However, it is best to use separate folders to manage different properties from different clients. 

Property management accounting software allows multiple folders for each client's financial data. 

3. Categorize Transactions

As you enter each financial transaction, ensure you categorize them appropriately. Most accounting software allows you to create custom categories or use predefined ones. 

Proper categorization ensures that your financial data is organized and easy to analyze.

You can categorize them into income and expenses.

Categorizing your transactions helps you stay organized. You know the category each transaction fits under. 

4. Generate Reports

After you have entered and categorized your transactions, you can generate your reports. 

Accounting software makes it easy to generate your financial reports.
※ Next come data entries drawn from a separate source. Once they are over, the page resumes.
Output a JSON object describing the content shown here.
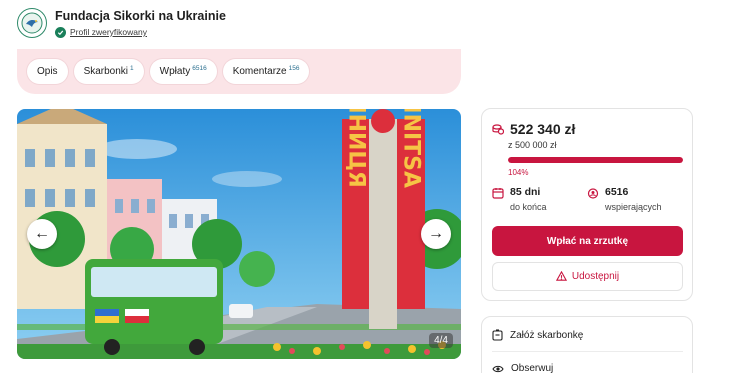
{
  "org": {
    "name": "Fundacja Sikorki na Ukrainie",
    "verified_label": "Profil zweryfikowany"
  },
  "tabs": [
    {
      "label": "Opis",
      "count": ""
    },
    {
      "label": "Skarbonki",
      "count": "1"
    },
    {
      "label": "Wpłaty",
      "count": "6516"
    },
    {
      "label": "Komentarze",
      "count": "156"
    }
  ],
  "carousel": {
    "counter": "4/4",
    "sign_left": "ВІННИЦЯ",
    "sign_right": "VINNITSA"
  },
  "donation": {
    "raised": "522 340 zł",
    "goal": "z 500 000 zł",
    "percent_label": "104%",
    "progress_fraction": 1.0,
    "days_value": "85 dni",
    "days_label": "do końca",
    "supporters_value": "6516",
    "supporters_label": "wspierających",
    "donate_label": "Wpłać na zrzutkę",
    "share_label": "Udostępnij"
  },
  "actions": {
    "create_piggybank": "Załóż skarbonkę",
    "follow": "Obserwuj"
  },
  "colors": {
    "accent": "#c8153f",
    "tab_band": "#fbe4e7",
    "verified": "#1a7f5a"
  }
}
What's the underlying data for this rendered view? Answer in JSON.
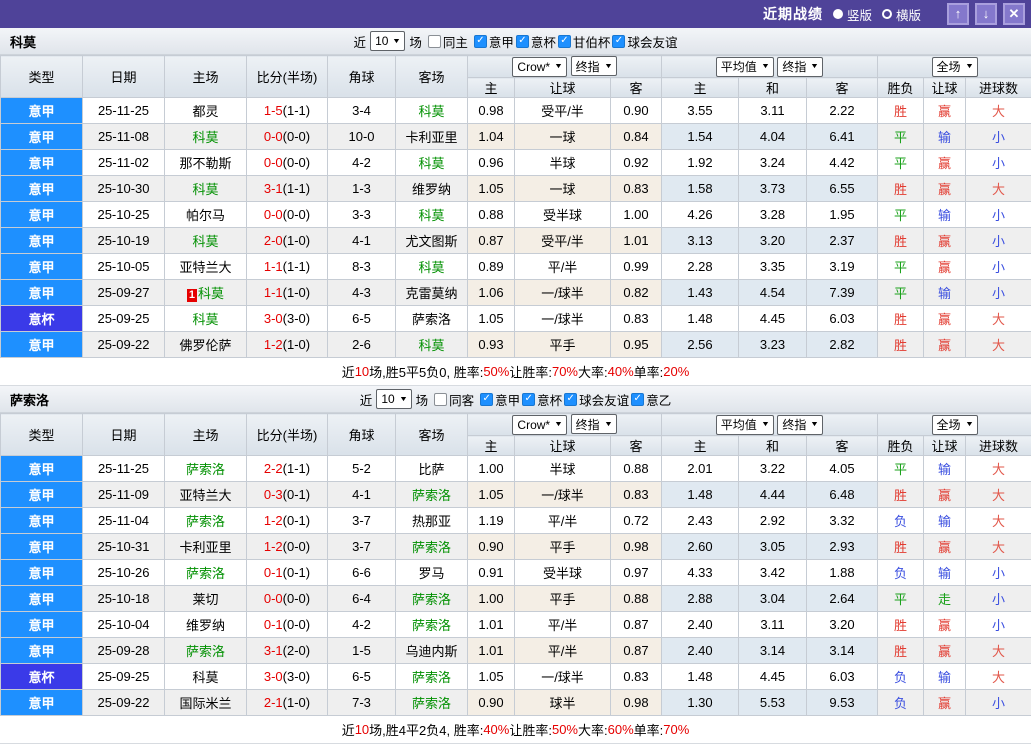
{
  "titlebar": {
    "title": "近期战绩",
    "radio_vertical": "竖版",
    "radio_horizontal": "横版",
    "up_icon": "↑",
    "down_icon": "↓",
    "close_icon": "✕"
  },
  "columns": {
    "type": "类型",
    "date": "日期",
    "home": "主场",
    "score": "比分(半场)",
    "corners": "角球",
    "away": "客场",
    "o_home": "主",
    "o_line": "让球",
    "o_away": "客",
    "a_home": "主",
    "a_draw": "和",
    "a_away": "客",
    "wdl": "胜负",
    "hc": "让球",
    "goals": "进球数",
    "arrow": "▼"
  },
  "league_colors": {
    "意甲": "#1e90ff",
    "意杯": "#3a3ae8"
  },
  "result_colors": {
    "胜": "#e23b30",
    "平": "#18a018",
    "负": "#3b4fe0",
    "赢": "#e23b30",
    "输": "#3b4fe0",
    "走": "#18a018",
    "大": "#e2574a",
    "小": "#3b4fe0"
  },
  "sections": [
    {
      "team": "科莫",
      "filter": {
        "near_label": "近",
        "games_value": "10",
        "games_suffix": "场",
        "same_label": "同主",
        "leagues": [
          "意甲",
          "意杯",
          "甘伯杯",
          "球会友谊"
        ],
        "check_glyph": "✓"
      },
      "dropdowns": {
        "odds1": "Crow*",
        "odds1_final": "终指",
        "odds2": "平均值",
        "odds2_final": "终指",
        "scope": "全场"
      },
      "rows": [
        {
          "league": "意甲",
          "date": "25-11-25",
          "home": "都灵",
          "home_highlight": false,
          "home_badge": null,
          "score": "1-5",
          "half": "(1-1)",
          "corners": "3-4",
          "away": "科莫",
          "away_highlight": true,
          "o1_home": "0.98",
          "o1_line": "受平/半",
          "o1_away": "0.90",
          "o2_home": "3.55",
          "o2_draw": "3.11",
          "o2_away": "2.22",
          "wdl": "胜",
          "hc": "赢",
          "ou": "大"
        },
        {
          "league": "意甲",
          "date": "25-11-08",
          "home": "科莫",
          "home_highlight": true,
          "home_badge": null,
          "score": "0-0",
          "half": "(0-0)",
          "corners": "10-0",
          "away": "卡利亚里",
          "away_highlight": false,
          "o1_home": "1.04",
          "o1_line": "一球",
          "o1_away": "0.84",
          "o2_home": "1.54",
          "o2_draw": "4.04",
          "o2_away": "6.41",
          "wdl": "平",
          "hc": "输",
          "ou": "小"
        },
        {
          "league": "意甲",
          "date": "25-11-02",
          "home": "那不勒斯",
          "home_highlight": false,
          "home_badge": null,
          "score": "0-0",
          "half": "(0-0)",
          "corners": "4-2",
          "away": "科莫",
          "away_highlight": true,
          "o1_home": "0.96",
          "o1_line": "半球",
          "o1_away": "0.92",
          "o2_home": "1.92",
          "o2_draw": "3.24",
          "o2_away": "4.42",
          "wdl": "平",
          "hc": "赢",
          "ou": "小"
        },
        {
          "league": "意甲",
          "date": "25-10-30",
          "home": "科莫",
          "home_highlight": true,
          "home_badge": null,
          "score": "3-1",
          "half": "(1-1)",
          "corners": "1-3",
          "away": "维罗纳",
          "away_highlight": false,
          "o1_home": "1.05",
          "o1_line": "一球",
          "o1_away": "0.83",
          "o2_home": "1.58",
          "o2_draw": "3.73",
          "o2_away": "6.55",
          "wdl": "胜",
          "hc": "赢",
          "ou": "大"
        },
        {
          "league": "意甲",
          "date": "25-10-25",
          "home": "帕尔马",
          "home_highlight": false,
          "home_badge": null,
          "score": "0-0",
          "half": "(0-0)",
          "corners": "3-3",
          "away": "科莫",
          "away_highlight": true,
          "o1_home": "0.88",
          "o1_line": "受半球",
          "o1_away": "1.00",
          "o2_home": "4.26",
          "o2_draw": "3.28",
          "o2_away": "1.95",
          "wdl": "平",
          "hc": "输",
          "ou": "小"
        },
        {
          "league": "意甲",
          "date": "25-10-19",
          "home": "科莫",
          "home_highlight": true,
          "home_badge": null,
          "score": "2-0",
          "half": "(1-0)",
          "corners": "4-1",
          "away": "尤文图斯",
          "away_highlight": false,
          "o1_home": "0.87",
          "o1_line": "受平/半",
          "o1_away": "1.01",
          "o2_home": "3.13",
          "o2_draw": "3.20",
          "o2_away": "2.37",
          "wdl": "胜",
          "hc": "赢",
          "ou": "小"
        },
        {
          "league": "意甲",
          "date": "25-10-05",
          "home": "亚特兰大",
          "home_highlight": false,
          "home_badge": null,
          "score": "1-1",
          "half": "(1-1)",
          "corners": "8-3",
          "away": "科莫",
          "away_highlight": true,
          "o1_home": "0.89",
          "o1_line": "平/半",
          "o1_away": "0.99",
          "o2_home": "2.28",
          "o2_draw": "3.35",
          "o2_away": "3.19",
          "wdl": "平",
          "hc": "赢",
          "ou": "小"
        },
        {
          "league": "意甲",
          "date": "25-09-27",
          "home": "科莫",
          "home_highlight": true,
          "home_badge": "1",
          "score": "1-1",
          "half": "(1-0)",
          "corners": "4-3",
          "away": "克雷莫纳",
          "away_highlight": false,
          "o1_home": "1.06",
          "o1_line": "一/球半",
          "o1_away": "0.82",
          "o2_home": "1.43",
          "o2_draw": "4.54",
          "o2_away": "7.39",
          "wdl": "平",
          "hc": "输",
          "ou": "小"
        },
        {
          "league": "意杯",
          "date": "25-09-25",
          "home": "科莫",
          "home_highlight": true,
          "home_badge": null,
          "score": "3-0",
          "half": "(3-0)",
          "corners": "6-5",
          "away": "萨索洛",
          "away_highlight": false,
          "o1_home": "1.05",
          "o1_line": "一/球半",
          "o1_away": "0.83",
          "o2_home": "1.48",
          "o2_draw": "4.45",
          "o2_away": "6.03",
          "wdl": "胜",
          "hc": "赢",
          "ou": "大"
        },
        {
          "league": "意甲",
          "date": "25-09-22",
          "home": "佛罗伦萨",
          "home_highlight": false,
          "home_badge": null,
          "score": "1-2",
          "half": "(1-0)",
          "corners": "2-6",
          "away": "科莫",
          "away_highlight": true,
          "o1_home": "0.93",
          "o1_line": "平手",
          "o1_away": "0.95",
          "o2_home": "2.56",
          "o2_draw": "3.23",
          "o2_away": "2.82",
          "wdl": "胜",
          "hc": "赢",
          "ou": "大"
        }
      ],
      "summary": [
        {
          "t": "近"
        },
        {
          "t": "10",
          "red": true
        },
        {
          "t": "场,胜5平5负0, 胜率:"
        },
        {
          "t": "50%",
          "red": true
        },
        {
          "t": " 让胜率:"
        },
        {
          "t": "70%",
          "red": true
        },
        {
          "t": " 大率:"
        },
        {
          "t": "40%",
          "red": true
        },
        {
          "t": " 单率:"
        },
        {
          "t": "20%",
          "red": true
        }
      ]
    },
    {
      "team": "萨索洛",
      "filter": {
        "near_label": "近",
        "games_value": "10",
        "games_suffix": "场",
        "same_label": "同客",
        "leagues": [
          "意甲",
          "意杯",
          "球会友谊",
          "意乙"
        ],
        "check_glyph": "✓"
      },
      "dropdowns": {
        "odds1": "Crow*",
        "odds1_final": "终指",
        "odds2": "平均值",
        "odds2_final": "终指",
        "scope": "全场"
      },
      "rows": [
        {
          "league": "意甲",
          "date": "25-11-25",
          "home": "萨索洛",
          "home_highlight": true,
          "home_badge": null,
          "score": "2-2",
          "half": "(1-1)",
          "corners": "5-2",
          "away": "比萨",
          "away_highlight": false,
          "o1_home": "1.00",
          "o1_line": "半球",
          "o1_away": "0.88",
          "o2_home": "2.01",
          "o2_draw": "3.22",
          "o2_away": "4.05",
          "wdl": "平",
          "hc": "输",
          "ou": "大"
        },
        {
          "league": "意甲",
          "date": "25-11-09",
          "home": "亚特兰大",
          "home_highlight": false,
          "home_badge": null,
          "score": "0-3",
          "half": "(0-1)",
          "corners": "4-1",
          "away": "萨索洛",
          "away_highlight": true,
          "o1_home": "1.05",
          "o1_line": "一/球半",
          "o1_away": "0.83",
          "o2_home": "1.48",
          "o2_draw": "4.44",
          "o2_away": "6.48",
          "wdl": "胜",
          "hc": "赢",
          "ou": "大"
        },
        {
          "league": "意甲",
          "date": "25-11-04",
          "home": "萨索洛",
          "home_highlight": true,
          "home_badge": null,
          "score": "1-2",
          "half": "(0-1)",
          "corners": "3-7",
          "away": "热那亚",
          "away_highlight": false,
          "o1_home": "1.19",
          "o1_line": "平/半",
          "o1_away": "0.72",
          "o2_home": "2.43",
          "o2_draw": "2.92",
          "o2_away": "3.32",
          "wdl": "负",
          "hc": "输",
          "ou": "大"
        },
        {
          "league": "意甲",
          "date": "25-10-31",
          "home": "卡利亚里",
          "home_highlight": false,
          "home_badge": null,
          "score": "1-2",
          "half": "(0-0)",
          "corners": "3-7",
          "away": "萨索洛",
          "away_highlight": true,
          "o1_home": "0.90",
          "o1_line": "平手",
          "o1_away": "0.98",
          "o2_home": "2.60",
          "o2_draw": "3.05",
          "o2_away": "2.93",
          "wdl": "胜",
          "hc": "赢",
          "ou": "大"
        },
        {
          "league": "意甲",
          "date": "25-10-26",
          "home": "萨索洛",
          "home_highlight": true,
          "home_badge": null,
          "score": "0-1",
          "half": "(0-1)",
          "corners": "6-6",
          "away": "罗马",
          "away_highlight": false,
          "o1_home": "0.91",
          "o1_line": "受半球",
          "o1_away": "0.97",
          "o2_home": "4.33",
          "o2_draw": "3.42",
          "o2_away": "1.88",
          "wdl": "负",
          "hc": "输",
          "ou": "小"
        },
        {
          "league": "意甲",
          "date": "25-10-18",
          "home": "莱切",
          "home_highlight": false,
          "home_badge": null,
          "score": "0-0",
          "half": "(0-0)",
          "corners": "6-4",
          "away": "萨索洛",
          "away_highlight": true,
          "o1_home": "1.00",
          "o1_line": "平手",
          "o1_away": "0.88",
          "o2_home": "2.88",
          "o2_draw": "3.04",
          "o2_away": "2.64",
          "wdl": "平",
          "hc": "走",
          "ou": "小"
        },
        {
          "league": "意甲",
          "date": "25-10-04",
          "home": "维罗纳",
          "home_highlight": false,
          "home_badge": null,
          "score": "0-1",
          "half": "(0-0)",
          "corners": "4-2",
          "away": "萨索洛",
          "away_highlight": true,
          "o1_home": "1.01",
          "o1_line": "平/半",
          "o1_away": "0.87",
          "o2_home": "2.40",
          "o2_draw": "3.11",
          "o2_away": "3.20",
          "wdl": "胜",
          "hc": "赢",
          "ou": "小"
        },
        {
          "league": "意甲",
          "date": "25-09-28",
          "home": "萨索洛",
          "home_highlight": true,
          "home_badge": null,
          "score": "3-1",
          "half": "(2-0)",
          "corners": "1-5",
          "away": "乌迪内斯",
          "away_highlight": false,
          "o1_home": "1.01",
          "o1_line": "平/半",
          "o1_away": "0.87",
          "o2_home": "2.40",
          "o2_draw": "3.14",
          "o2_away": "3.14",
          "wdl": "胜",
          "hc": "赢",
          "ou": "大"
        },
        {
          "league": "意杯",
          "date": "25-09-25",
          "home": "科莫",
          "home_highlight": false,
          "home_badge": null,
          "score": "3-0",
          "half": "(3-0)",
          "corners": "6-5",
          "away": "萨索洛",
          "away_highlight": true,
          "o1_home": "1.05",
          "o1_line": "一/球半",
          "o1_away": "0.83",
          "o2_home": "1.48",
          "o2_draw": "4.45",
          "o2_away": "6.03",
          "wdl": "负",
          "hc": "输",
          "ou": "大"
        },
        {
          "league": "意甲",
          "date": "25-09-22",
          "home": "国际米兰",
          "home_highlight": false,
          "home_badge": null,
          "score": "2-1",
          "half": "(1-0)",
          "corners": "7-3",
          "away": "萨索洛",
          "away_highlight": true,
          "o1_home": "0.90",
          "o1_line": "球半",
          "o1_away": "0.98",
          "o2_home": "1.30",
          "o2_draw": "5.53",
          "o2_away": "9.53",
          "wdl": "负",
          "hc": "赢",
          "ou": "小"
        }
      ],
      "summary": [
        {
          "t": "近"
        },
        {
          "t": "10",
          "red": true
        },
        {
          "t": "场,胜4平2负4, 胜率:"
        },
        {
          "t": "40%",
          "red": true
        },
        {
          "t": " 让胜率:"
        },
        {
          "t": "50%",
          "red": true
        },
        {
          "t": " 大率:"
        },
        {
          "t": "60%",
          "red": true
        },
        {
          "t": " 单率:"
        },
        {
          "t": "70%",
          "red": true
        }
      ]
    }
  ]
}
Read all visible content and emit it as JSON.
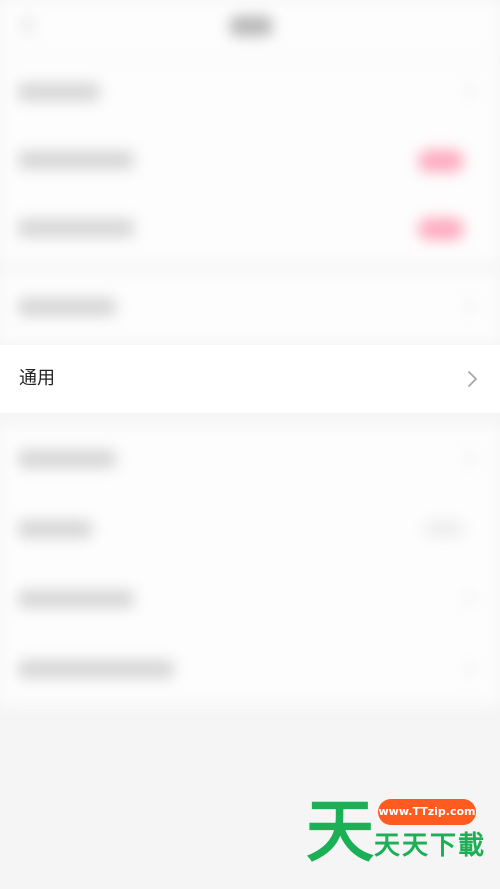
{
  "general_row": {
    "label": "通用",
    "icon": "chevron-right-icon"
  },
  "watermark": {
    "url": "www.TTzip.com",
    "brand": "天天下載",
    "logo_char": "天"
  },
  "colors": {
    "background": "#f5f5f6",
    "row_background": "#ffffff",
    "text": "#222222",
    "chevron": "#a8a8a8",
    "toggle_on": "#ff99b2",
    "watermark_green": "#1bb055",
    "watermark_orange": "#ff5a1f"
  }
}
Most software solutions offer templates for financial reports, including income statements, balance sheets, and cash flow statements.

Asides that, you can customize your reports. The accounting software offers a report template, so all you have to do is customize it. 

You can customize the date range, choose which properties to include, and add visual elements like charts and graphs for better visualization. 

Customizing your reports makes your presentation look more professional and neat. 

5. Share Your Report

As mentioned earlier, accounting software automates accounting tasks and improves efficiency. 

When you are done with your report, you can easily save and share them to your investors or stakeholders. 

Many accounting software solutions offer options to export reports in various formats (PDF, Excel, etc.) for easy sharing. 

Note: Before sending out your financial reports, ensure they are well-documented and organized. This makes it easy for your stakeholders to understand the property's financial health. 

How Property Management Software (PMS) Enhances Financial Reporting

Property management software has changed how property owners and managers handle financial reporting.

It simplifies the entire accounting process, from data collection and organization to the automated generation of reports and real-time insights.

A PMS makes property management accounting easier as it is a centralized hub storing all property-related financial data.

You don't need to enter financial transactions manually. It automatically captures and updates financial data, such as rent payments and expenses, directly from various sources. 

As a property manager, you need an all-in-one property management solution that helps you perform your tasks and still provides real-time business insights

Property management fused with technology is highly beneficial as it fosters high output and low manual effort when managing a property. 

Create Your Comprehensive Property Management Financial Report With Booking Ninjas

These financial reports guide property owners, managers, and investors toward informed decisions and peak property performance.

We have seen that creating a well-detailed financial report takes a lot of effort and can become overwhelming. But what if I tell you that there is an easier way you can do it and get your results in minutes or even seconds? 

Yes, it is possible. 

Booking Ninjas is the solution you need. It is specially designed to assist property managers and owners with its various features, including accounting. 

Our integrated accounting feature seamlessly merges financial data collection, organization, and reporting. 

Furthermore, Booking Ninjas is strictly a cloud-based software, meaning that all your financial data are saved on the cloud. This ensures that they are safe and secured away from unauthorized access. 

With Booking Ninjas, you can also integrate an external accounting system. This means you can synchronize your financial data from Booking Ninjas to the accounting system and vice versa. 

You can get many benefits from the Booking Ninjas PMS — from real-time business insights to increased revenue and so much more. 

You can schedule a meeting to request a demo or contact us directly on WhatsApp. Thanks to Booking Ninjas, your financial report journey just became easy. 

Improve Your Property's Management, Operation & Revenue With Booking Ninjas Property Management System

Schedule A Meeting

WhatsApp Us

WhatsApp Us